I don't think anyone's arguing (well, at least...) that Holland wasn't a great GM at one point. What a lot of people are noting is that as we have moved far enough into the new era where we really started feeling the weight of the cap, Holland's struggled to show that he can maneuver well in free agency or with other teams via trade. That is a real problem, right now. It doesn't matter that once upon a time he did this or that; "this or that" from "way back when" have no bearing on "hear and now." Hear and now, he can't figure out how to sign or trade for difference makers, and he's tried plenty.
Holland's let people slip away that he shouldn't. He continues to cling to players he shouldn't. He overpays for mid-level talent based largely it seems on familiarity. He tries to underpay for high-level talent, which ultimately has failed every time. And when he fails, he's the king of revisionists, make no mistake. That guy finds a way to reshape everything that happened as part of some master plan, and it must be working, because there's plenty of non-critical thinkers who keep falling for it and praising Holland because of what he did in another era now long past us.
Oh, I guess it's easy forgetting in an instant that Holland was desperate to throw $9 million plus at both Suter and Parise last summer.
Oh, that's right, I remember now, Holland is so smart for not overpaying for free agents!
Now that we didn't sign them...
"We like our team."

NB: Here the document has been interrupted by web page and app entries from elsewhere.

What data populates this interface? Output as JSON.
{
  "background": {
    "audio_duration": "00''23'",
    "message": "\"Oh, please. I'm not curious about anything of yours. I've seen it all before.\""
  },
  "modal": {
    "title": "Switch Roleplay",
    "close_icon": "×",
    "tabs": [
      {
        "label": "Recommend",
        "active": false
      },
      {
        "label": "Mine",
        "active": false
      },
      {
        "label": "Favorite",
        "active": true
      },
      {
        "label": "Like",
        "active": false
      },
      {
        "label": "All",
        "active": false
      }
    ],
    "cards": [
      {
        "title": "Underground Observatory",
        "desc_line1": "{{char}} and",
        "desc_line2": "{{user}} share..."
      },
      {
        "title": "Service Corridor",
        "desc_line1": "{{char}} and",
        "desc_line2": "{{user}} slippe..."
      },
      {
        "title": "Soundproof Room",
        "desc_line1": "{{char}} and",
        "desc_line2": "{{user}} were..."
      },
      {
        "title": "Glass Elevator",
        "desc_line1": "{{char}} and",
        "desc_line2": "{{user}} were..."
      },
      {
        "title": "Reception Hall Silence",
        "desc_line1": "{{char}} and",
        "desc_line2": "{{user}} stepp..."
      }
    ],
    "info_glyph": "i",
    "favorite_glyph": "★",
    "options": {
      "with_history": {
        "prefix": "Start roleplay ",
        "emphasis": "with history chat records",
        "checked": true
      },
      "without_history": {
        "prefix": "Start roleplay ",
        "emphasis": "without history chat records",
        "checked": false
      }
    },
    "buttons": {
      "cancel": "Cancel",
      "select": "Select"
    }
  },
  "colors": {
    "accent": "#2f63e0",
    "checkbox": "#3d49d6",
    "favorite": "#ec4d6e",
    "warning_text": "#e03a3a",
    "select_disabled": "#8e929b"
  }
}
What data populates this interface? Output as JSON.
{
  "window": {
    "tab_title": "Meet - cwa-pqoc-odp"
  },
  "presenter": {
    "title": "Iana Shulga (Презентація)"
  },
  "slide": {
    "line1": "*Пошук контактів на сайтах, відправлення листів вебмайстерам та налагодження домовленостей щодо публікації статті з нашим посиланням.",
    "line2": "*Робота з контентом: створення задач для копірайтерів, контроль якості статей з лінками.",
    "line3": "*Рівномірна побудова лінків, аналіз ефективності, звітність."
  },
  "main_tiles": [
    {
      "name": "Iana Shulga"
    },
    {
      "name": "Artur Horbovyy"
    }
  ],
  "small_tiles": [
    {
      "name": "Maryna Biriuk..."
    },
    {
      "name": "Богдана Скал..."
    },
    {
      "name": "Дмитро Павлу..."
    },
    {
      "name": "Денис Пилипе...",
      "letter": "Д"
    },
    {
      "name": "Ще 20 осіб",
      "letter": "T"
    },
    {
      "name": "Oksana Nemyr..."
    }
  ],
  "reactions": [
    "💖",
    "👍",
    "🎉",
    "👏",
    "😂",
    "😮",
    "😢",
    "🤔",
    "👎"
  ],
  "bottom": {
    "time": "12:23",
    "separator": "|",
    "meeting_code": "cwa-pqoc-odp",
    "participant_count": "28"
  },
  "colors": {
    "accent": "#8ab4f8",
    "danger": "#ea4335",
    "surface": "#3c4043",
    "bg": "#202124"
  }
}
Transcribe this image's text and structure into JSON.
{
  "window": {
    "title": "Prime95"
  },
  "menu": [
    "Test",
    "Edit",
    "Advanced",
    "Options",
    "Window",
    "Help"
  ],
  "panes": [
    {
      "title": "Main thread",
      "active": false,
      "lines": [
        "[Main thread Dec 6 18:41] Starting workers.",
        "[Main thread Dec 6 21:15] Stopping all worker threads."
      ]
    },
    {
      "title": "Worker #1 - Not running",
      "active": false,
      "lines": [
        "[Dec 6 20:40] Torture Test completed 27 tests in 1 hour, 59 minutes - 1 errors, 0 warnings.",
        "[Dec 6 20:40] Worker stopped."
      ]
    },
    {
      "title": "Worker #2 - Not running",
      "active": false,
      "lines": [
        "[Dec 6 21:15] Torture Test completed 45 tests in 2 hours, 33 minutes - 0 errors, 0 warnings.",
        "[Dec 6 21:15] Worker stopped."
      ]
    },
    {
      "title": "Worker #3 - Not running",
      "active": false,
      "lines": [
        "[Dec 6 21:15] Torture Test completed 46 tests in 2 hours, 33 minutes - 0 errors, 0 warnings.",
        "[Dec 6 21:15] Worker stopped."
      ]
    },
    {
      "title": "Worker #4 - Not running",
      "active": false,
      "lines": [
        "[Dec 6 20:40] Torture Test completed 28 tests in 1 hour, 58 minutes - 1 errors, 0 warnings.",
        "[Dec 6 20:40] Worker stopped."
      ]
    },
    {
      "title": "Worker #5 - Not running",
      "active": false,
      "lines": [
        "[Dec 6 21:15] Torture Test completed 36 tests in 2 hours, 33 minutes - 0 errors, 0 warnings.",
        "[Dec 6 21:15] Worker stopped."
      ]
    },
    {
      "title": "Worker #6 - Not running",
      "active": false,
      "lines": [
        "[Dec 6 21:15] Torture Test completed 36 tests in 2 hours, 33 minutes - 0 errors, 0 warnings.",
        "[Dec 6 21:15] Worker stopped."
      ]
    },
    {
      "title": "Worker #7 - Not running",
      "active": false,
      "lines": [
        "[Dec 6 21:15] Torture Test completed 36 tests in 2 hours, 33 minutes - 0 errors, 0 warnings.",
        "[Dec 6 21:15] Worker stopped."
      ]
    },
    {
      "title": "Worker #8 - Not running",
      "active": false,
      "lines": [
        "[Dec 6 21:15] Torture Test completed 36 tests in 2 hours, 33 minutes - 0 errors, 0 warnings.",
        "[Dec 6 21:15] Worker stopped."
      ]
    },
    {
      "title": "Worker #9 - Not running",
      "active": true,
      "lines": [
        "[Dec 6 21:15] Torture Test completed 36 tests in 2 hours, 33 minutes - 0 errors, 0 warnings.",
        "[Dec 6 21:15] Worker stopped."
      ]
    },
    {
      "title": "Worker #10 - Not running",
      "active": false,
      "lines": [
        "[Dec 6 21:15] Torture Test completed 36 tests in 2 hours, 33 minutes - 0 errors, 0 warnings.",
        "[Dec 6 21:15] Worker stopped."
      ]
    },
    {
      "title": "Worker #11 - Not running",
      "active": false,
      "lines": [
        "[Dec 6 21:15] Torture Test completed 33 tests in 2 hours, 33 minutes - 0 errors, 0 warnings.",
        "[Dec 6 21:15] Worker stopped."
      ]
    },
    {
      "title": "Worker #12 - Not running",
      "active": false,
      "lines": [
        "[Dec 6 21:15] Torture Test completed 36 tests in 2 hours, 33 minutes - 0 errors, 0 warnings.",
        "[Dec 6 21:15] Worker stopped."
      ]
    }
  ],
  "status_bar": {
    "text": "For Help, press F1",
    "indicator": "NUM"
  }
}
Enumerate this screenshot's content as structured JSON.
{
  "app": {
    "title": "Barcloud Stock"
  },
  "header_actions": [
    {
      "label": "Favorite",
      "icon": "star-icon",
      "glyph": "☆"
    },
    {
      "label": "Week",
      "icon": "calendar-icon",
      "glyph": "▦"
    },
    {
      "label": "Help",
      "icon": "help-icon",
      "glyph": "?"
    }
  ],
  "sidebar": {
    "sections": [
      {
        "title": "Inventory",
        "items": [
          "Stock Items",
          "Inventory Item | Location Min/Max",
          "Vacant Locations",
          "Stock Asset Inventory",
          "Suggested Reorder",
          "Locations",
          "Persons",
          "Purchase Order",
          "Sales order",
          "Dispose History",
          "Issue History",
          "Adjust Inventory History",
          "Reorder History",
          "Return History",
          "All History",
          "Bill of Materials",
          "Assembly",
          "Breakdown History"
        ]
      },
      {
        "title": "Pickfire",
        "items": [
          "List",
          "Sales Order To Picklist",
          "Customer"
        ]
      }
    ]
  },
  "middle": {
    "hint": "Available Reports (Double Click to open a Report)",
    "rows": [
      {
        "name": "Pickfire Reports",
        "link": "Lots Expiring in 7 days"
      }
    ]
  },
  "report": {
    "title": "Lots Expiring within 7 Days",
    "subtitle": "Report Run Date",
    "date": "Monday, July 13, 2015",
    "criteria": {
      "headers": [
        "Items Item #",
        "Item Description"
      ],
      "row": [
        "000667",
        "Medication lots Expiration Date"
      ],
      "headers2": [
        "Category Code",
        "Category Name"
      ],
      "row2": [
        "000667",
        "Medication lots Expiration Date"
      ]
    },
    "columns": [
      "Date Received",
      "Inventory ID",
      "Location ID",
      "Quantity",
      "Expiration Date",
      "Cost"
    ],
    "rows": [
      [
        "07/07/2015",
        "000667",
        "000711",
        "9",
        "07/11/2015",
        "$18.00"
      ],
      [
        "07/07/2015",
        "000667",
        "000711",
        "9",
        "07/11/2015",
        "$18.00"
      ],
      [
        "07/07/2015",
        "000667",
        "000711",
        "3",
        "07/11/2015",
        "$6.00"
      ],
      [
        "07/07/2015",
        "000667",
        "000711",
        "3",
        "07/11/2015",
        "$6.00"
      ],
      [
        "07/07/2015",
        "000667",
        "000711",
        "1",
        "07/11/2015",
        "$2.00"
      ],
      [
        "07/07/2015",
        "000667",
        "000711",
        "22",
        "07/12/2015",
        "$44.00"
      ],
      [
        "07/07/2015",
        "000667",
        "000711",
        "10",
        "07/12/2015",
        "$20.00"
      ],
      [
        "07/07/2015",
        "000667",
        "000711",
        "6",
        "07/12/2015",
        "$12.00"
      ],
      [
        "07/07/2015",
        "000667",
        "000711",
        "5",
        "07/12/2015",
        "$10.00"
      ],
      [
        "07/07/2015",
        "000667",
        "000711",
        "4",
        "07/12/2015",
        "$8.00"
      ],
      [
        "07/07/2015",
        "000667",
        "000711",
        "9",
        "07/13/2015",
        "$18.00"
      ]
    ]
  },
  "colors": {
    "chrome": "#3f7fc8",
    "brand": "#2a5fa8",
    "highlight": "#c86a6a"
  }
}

I'm not trying to take anything away from what Holland has done, but if he was as great of a GM as people want to paint him to be in this cap era, he would not be struggling so much in the free agency and trade markets. You can say all you want about what he did in the past, but no one willing to be objective can say that Holland has shown that he has a strong handle, let alone any handle, on helping this team via trade or free agency lately. And like it or not (for the sake of some of ever-shifting argument), trade and free agency are still very important parts of this game.